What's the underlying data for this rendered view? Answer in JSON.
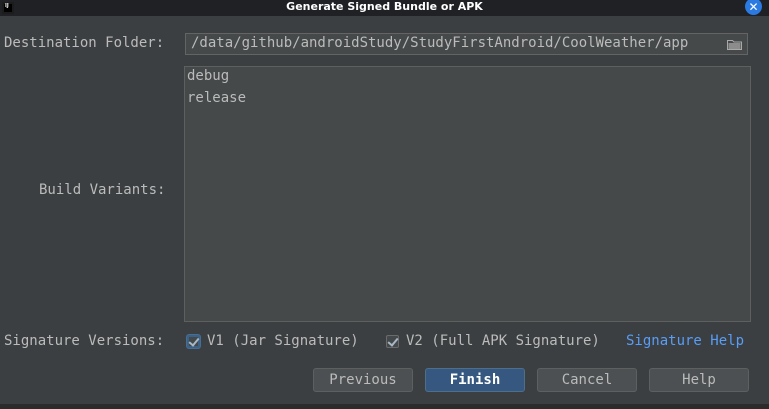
{
  "window": {
    "title": "Generate Signed Bundle or APK",
    "app_icon": "android-studio-icon",
    "close_icon": "close-icon",
    "close_glyph": "✕"
  },
  "app_icon_text": "IJ",
  "destination": {
    "label": "Destination Folder:",
    "value": "/data/github/androidStudy/StudyFirstAndroid/CoolWeather/app",
    "browse_icon": "folder-icon"
  },
  "build_variants": {
    "label": "Build Variants:",
    "items": [
      "debug",
      "release"
    ]
  },
  "signature": {
    "label": "Signature Versions:",
    "v1_label": "V1 (Jar Signature)",
    "v1_checked": true,
    "v2_label": "V2 (Full APK Signature)",
    "v2_checked": true,
    "help_link": "Signature Help"
  },
  "buttons": {
    "previous": "Previous",
    "finish": "Finish",
    "cancel": "Cancel",
    "help": "Help"
  },
  "colors": {
    "background": "#3c3f41",
    "titlebar": "#1f2124",
    "accent": "#365880",
    "link": "#589df6",
    "close": "#2a7ae2"
  }
}
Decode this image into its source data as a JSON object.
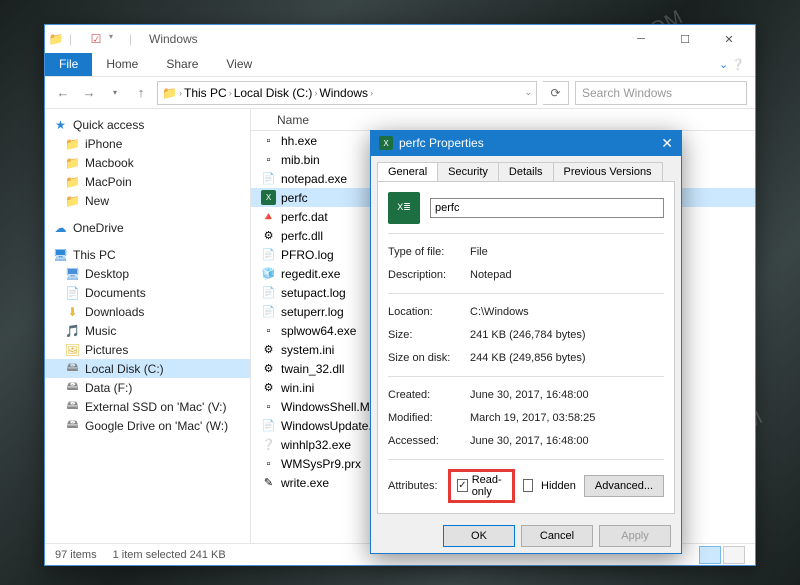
{
  "window": {
    "title": "Windows",
    "tabs": {
      "file": "File",
      "home": "Home",
      "share": "Share",
      "view": "View"
    },
    "breadcrumb": [
      "This PC",
      "Local Disk (C:)",
      "Windows"
    ],
    "search_placeholder": "Search Windows",
    "column_header": "Name",
    "status": {
      "items": "97 items",
      "selected": "1 item selected  241 KB"
    }
  },
  "nav": {
    "quick_access": "Quick access",
    "qa_items": [
      "iPhone",
      "Macbook",
      "MacPoin",
      "New"
    ],
    "onedrive": "OneDrive",
    "this_pc": "This PC",
    "pc_items": [
      "Desktop",
      "Documents",
      "Downloads",
      "Music",
      "Pictures",
      "Local Disk (C:)",
      "Data (F:)",
      "External SSD on 'Mac' (V:)",
      "Google Drive on 'Mac' (W:)"
    ]
  },
  "files": [
    {
      "name": "hh.exe",
      "icon": "app"
    },
    {
      "name": "mib.bin",
      "icon": "file"
    },
    {
      "name": "notepad.exe",
      "icon": "notepad"
    },
    {
      "name": "perfc",
      "icon": "excel",
      "selected": true
    },
    {
      "name": "perfc.dat",
      "icon": "vlc"
    },
    {
      "name": "perfc.dll",
      "icon": "dll"
    },
    {
      "name": "PFRO.log",
      "icon": "text"
    },
    {
      "name": "regedit.exe",
      "icon": "regedit"
    },
    {
      "name": "setupact.log",
      "icon": "text"
    },
    {
      "name": "setuperr.log",
      "icon": "text"
    },
    {
      "name": "splwow64.exe",
      "icon": "app"
    },
    {
      "name": "system.ini",
      "icon": "ini"
    },
    {
      "name": "twain_32.dll",
      "icon": "dll"
    },
    {
      "name": "win.ini",
      "icon": "ini"
    },
    {
      "name": "WindowsShell.Ma...",
      "icon": "file"
    },
    {
      "name": "WindowsUpdate....",
      "icon": "text"
    },
    {
      "name": "winhlp32.exe",
      "icon": "help"
    },
    {
      "name": "WMSysPr9.prx",
      "icon": "file"
    },
    {
      "name": "write.exe",
      "icon": "write"
    }
  ],
  "props": {
    "title": "perfc Properties",
    "tabs": [
      "General",
      "Security",
      "Details",
      "Previous Versions"
    ],
    "filename": "perfc",
    "labels": {
      "type": "Type of file:",
      "desc": "Description:",
      "loc": "Location:",
      "size": "Size:",
      "disk": "Size on disk:",
      "created": "Created:",
      "modified": "Modified:",
      "accessed": "Accessed:",
      "attrs": "Attributes:",
      "readonly": "Read-only",
      "hidden": "Hidden",
      "advanced": "Advanced..."
    },
    "values": {
      "type": "File",
      "desc": "Notepad",
      "loc": "C:\\Windows",
      "size": "241 KB (246,784 bytes)",
      "disk": "244 KB (249,856 bytes)",
      "created": "June 30, 2017, 16:48:00",
      "modified": "March 19, 2017, 03:58:25",
      "accessed": "June 30, 2017, 16:48:00"
    },
    "buttons": {
      "ok": "OK",
      "cancel": "Cancel",
      "apply": "Apply"
    }
  },
  "watermark": "WINPOIN.COM"
}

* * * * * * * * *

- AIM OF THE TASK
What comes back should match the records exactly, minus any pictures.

- RESPONSE AREA
What's the underlying data for this rendered view? Answer in JSON.
{
  "window": {
    "title": "Generate Signed Bundle or APK",
    "app_icon": "android-studio-icon",
    "close_icon": "close-icon",
    "close_glyph": "✕"
  },
  "app_icon_text": "IJ",
  "destination": {
    "label": "Destination Folder:",
    "value": "/data/github/androidStudy/StudyFirstAndroid/CoolWeather/app",
    "browse_icon": "folder-icon"
  },
  "build_variants": {
    "label": "Build Variants:",
    "items": [
      "debug",
      "release"
    ]
  },
  "signature": {
    "label": "Signature Versions:",
    "v1_label": "V1 (Jar Signature)",
    "v1_checked": true,
    "v2_label": "V2 (Full APK Signature)",
    "v2_checked": true,
    "help_link": "Signature Help"
  },
  "buttons": {
    "previous": "Previous",
    "finish": "Finish",
    "cancel": "Cancel",
    "help": "Help"
  },
  "colors": {
    "background": "#3c3f41",
    "titlebar": "#1f2124",
    "accent": "#365880",
    "link": "#589df6",
    "close": "#2a7ae2"
  }
}
Decode this image into its source data as a JSON object.
{
  "window": {
    "title": "Windows",
    "tabs": {
      "file": "File",
      "home": "Home",
      "share": "Share",
      "view": "View"
    },
    "breadcrumb": [
      "This PC",
      "Local Disk (C:)",
      "Windows"
    ],
    "search_placeholder": "Search Windows",
    "column_header": "Name",
    "status": {
      "items": "97 items",
      "selected": "1 item selected  241 KB"
    }
  },
  "nav": {
    "quick_access": "Quick access",
    "qa_items": [
      "iPhone",
      "Macbook",
      "MacPoin",
      "New"
    ],
    "onedrive": "OneDrive",
    "this_pc": "This PC",
    "pc_items": [
      "Desktop",
      "Documents",
      "Downloads",
      "Music",
      "Pictures",
      "Local Disk (C:)",
      "Data (F:)",
      "External SSD on 'Mac' (V:)",
      "Google Drive on 'Mac' (W:)"
    ]
  },
  "files": [
    {
      "name": "hh.exe",
      "icon": "app"
    },
    {
      "name": "mib.bin",
      "icon": "file"
    },
    {
      "name": "notepad.exe",
      "icon": "notepad"
    },
    {
      "name": "perfc",
      "icon": "excel",
      "selected": true
    },
    {
      "name": "perfc.dat",
      "icon": "vlc"
    },
    {
      "name": "perfc.dll",
      "icon": "dll"
    },
    {
      "name": "PFRO.log",
      "icon": "text"
    },
    {
      "name": "regedit.exe",
      "icon": "regedit"
    },
    {
      "name": "setupact.log",
      "icon": "text"
    },
    {
      "name": "setuperr.log",
      "icon": "text"
    },
    {
      "name": "splwow64.exe",
      "icon": "app"
    },
    {
      "name": "system.ini",
      "icon": "ini"
    },
    {
      "name": "twain_32.dll",
      "icon": "dll"
    },
    {
      "name": "win.ini",
      "icon": "ini"
    },
    {
      "name": "WindowsShell.Ma...",
      "icon": "file"
    },
    {
      "name": "WindowsUpdate....",
      "icon": "text"
    },
    {
      "name": "winhlp32.exe",
      "icon": "help"
    },
    {
      "name": "WMSysPr9.prx",
      "icon": "file"
    },
    {
      "name": "write.exe",
      "icon": "write"
    }
  ],
  "props": {
    "title": "perfc Properties",
    "tabs": [
      "General",
      "Security",
      "Details",
      "Previous Versions"
    ],
    "filename": "perfc",
    "labels": {
      "type": "Type of file:",
      "desc": "Description:",
      "loc": "Location:",
      "size": "Size:",
      "disk": "Size on disk:",
      "created": "Created:",
      "modified": "Modified:",
      "accessed": "Accessed:",
      "attrs": "Attributes:",
      "readonly": "Read-only",
      "hidden": "Hidden",
      "advanced": "Advanced..."
    },
    "values": {
      "type": "File",
      "desc": "Notepad",
      "loc": "C:\\Windows",
      "size": "241 KB (246,784 bytes)",
      "disk": "244 KB (249,856 bytes)",
      "created": "June 30, 2017, 16:48:00",
      "modified": "March 19, 2017, 03:58:25",
      "accessed": "June 30, 2017, 16:48:00"
    },
    "buttons": {
      "ok": "OK",
      "cancel": "Cancel",
      "apply": "Apply"
    }
  },
  "watermark": "WINPOIN.COM"
}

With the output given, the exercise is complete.